Friday, April 11, 2008


Well, V-Day in New Orleans starts at 10 Friday morning. There is going to be a special blessing ritual to cleanse the Superdome of the energy of those awful post-Katrina days. There will be lots of speakers and panels. Also, there will be massages and yoga and other such relaxation-related goings-on for the women of New Orleans (fabulous - I just wish some of the visiting counselors would be staying for good, since we now have only about 1/4 of the counselors we had here pre-Katrina - and we have LOTS more need now).

Alix Olsen, whom I LOVE, is going to be there tomorrow afternoon.

I will be attending the actual Monologues Saturday night with my cousin, which is truly in the spirit of sisterhood because I adore her and she's one of those busy, busy superwomen with whom it's difficult to schedule social time. So this will be a rare treat.

On top of that, I was expecting cheap tickets in the upper nose bleed section, but Mr.Me surprised me with more expensive tickets near the stage - for me and my cousin.

He also surprised me yesterday by setting up what had become a junk room into a real office. I have a desk, an adding machine with tape, the printer/copier/fax right there, four file cabinets. He set up files for all of my genealogy stuff, which had been in boxes for three years. I can now find all the tax stuff, all of the bills. Geez, I'm in danger of becoming a grown-up! Somebody save me from myself!

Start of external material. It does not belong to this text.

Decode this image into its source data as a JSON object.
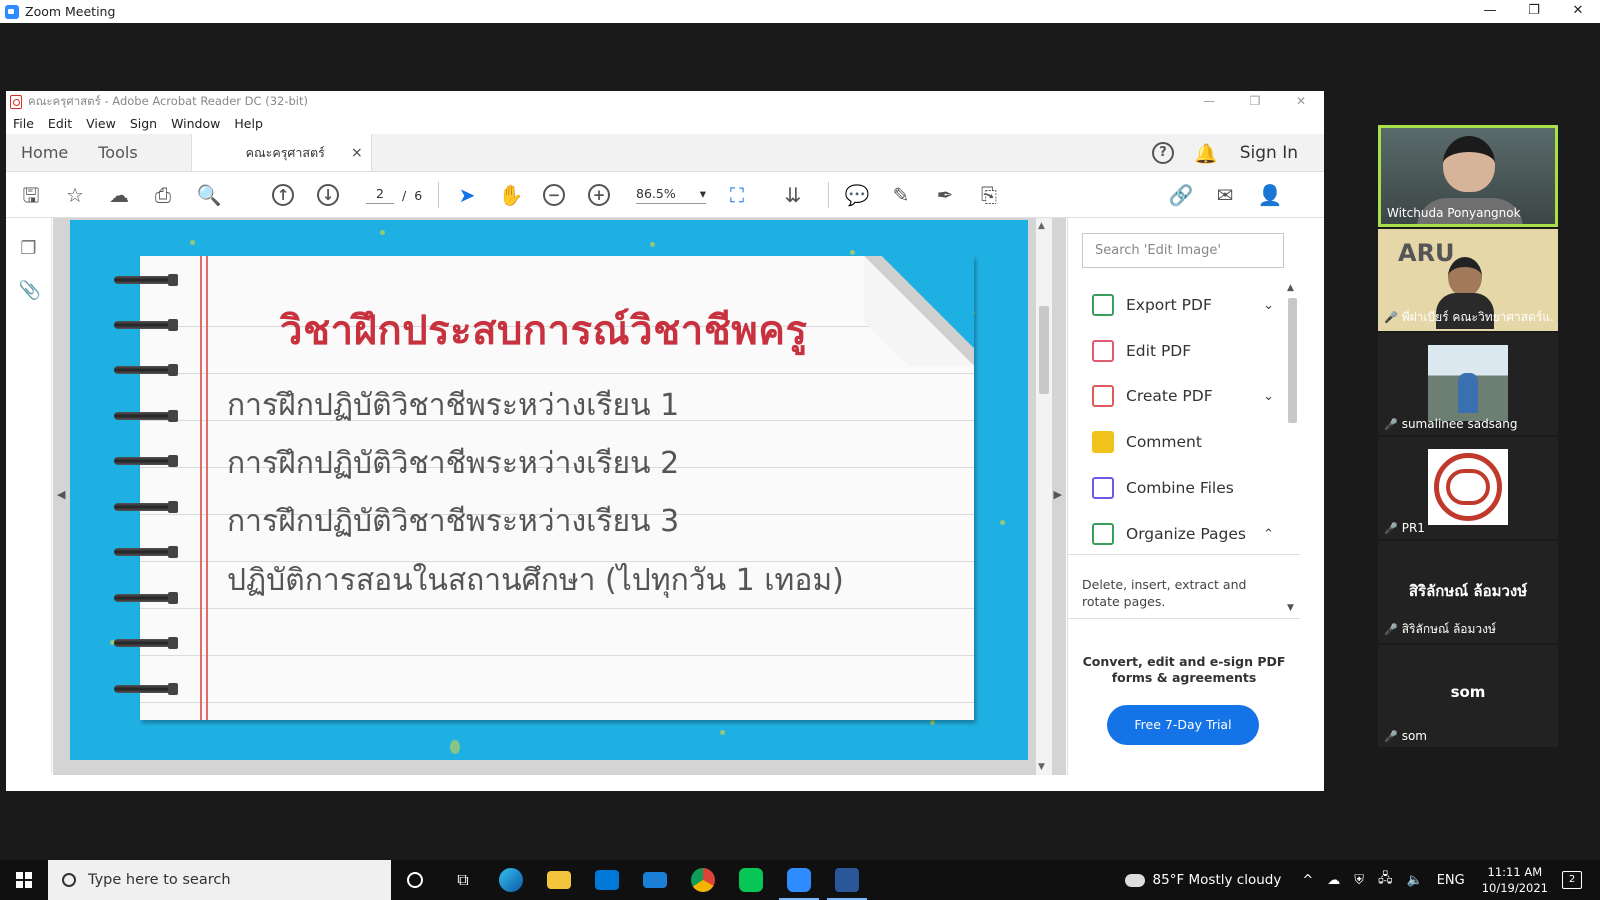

I guess maybe the office thing finally got done because Tuesday night at 7:30, the law school to which I recently applied called. There are one or two more things they need (proof that I paid my speeding ticket!?), but it sounds like I'm in. This school offers a public interest concentration, which could lead to some great non-profit, political, administrative, or other advocacy work. The school also has several different clinics in which third year students can work - and one of them does nothing but domestic violence work. Another does environmental justice work, which is just huge here in Louisiana. Not only do we have these terrible environmental problems caused by the petrochemical industries, but because the companies in those industries bought up land along the river between New Orleans and Baton Rouge that was once all sugar plantations, there are these African-American populations there, descendants of slaves, who are suffering the health effects of the pollution. Most of the white people who want to leave have left. In this area, around the antebellum home called "Oak Alley," has sprung up "Cancer Alley." The locals - primarily African-American people, sometimes living in relic "freedmen's" shacks - suffer shocking rates of miscarriages, leukemias that are rare in the rest of the American population, skin rashes, eye and nose irritations, and birth defects. I would love to do some environmental advocacy work. The law students at Tulane have actually won some cases in this region, have managed to keep some new industries from locating here. Of course, the evil state responded by changing the rules under which law students can handle these cases - requiring that the citizens form a non-profit BEFORE coming to the clinic (no, they need lawyers FIRST to help them form the non-profit!), that they prove the average income level of the plaintiffs is below poverty level, all kinds of hoops, things unheard of in other states - all because some law students won some cases against the petrochemical industry!

Ramble, ramble, ramble. And to bed.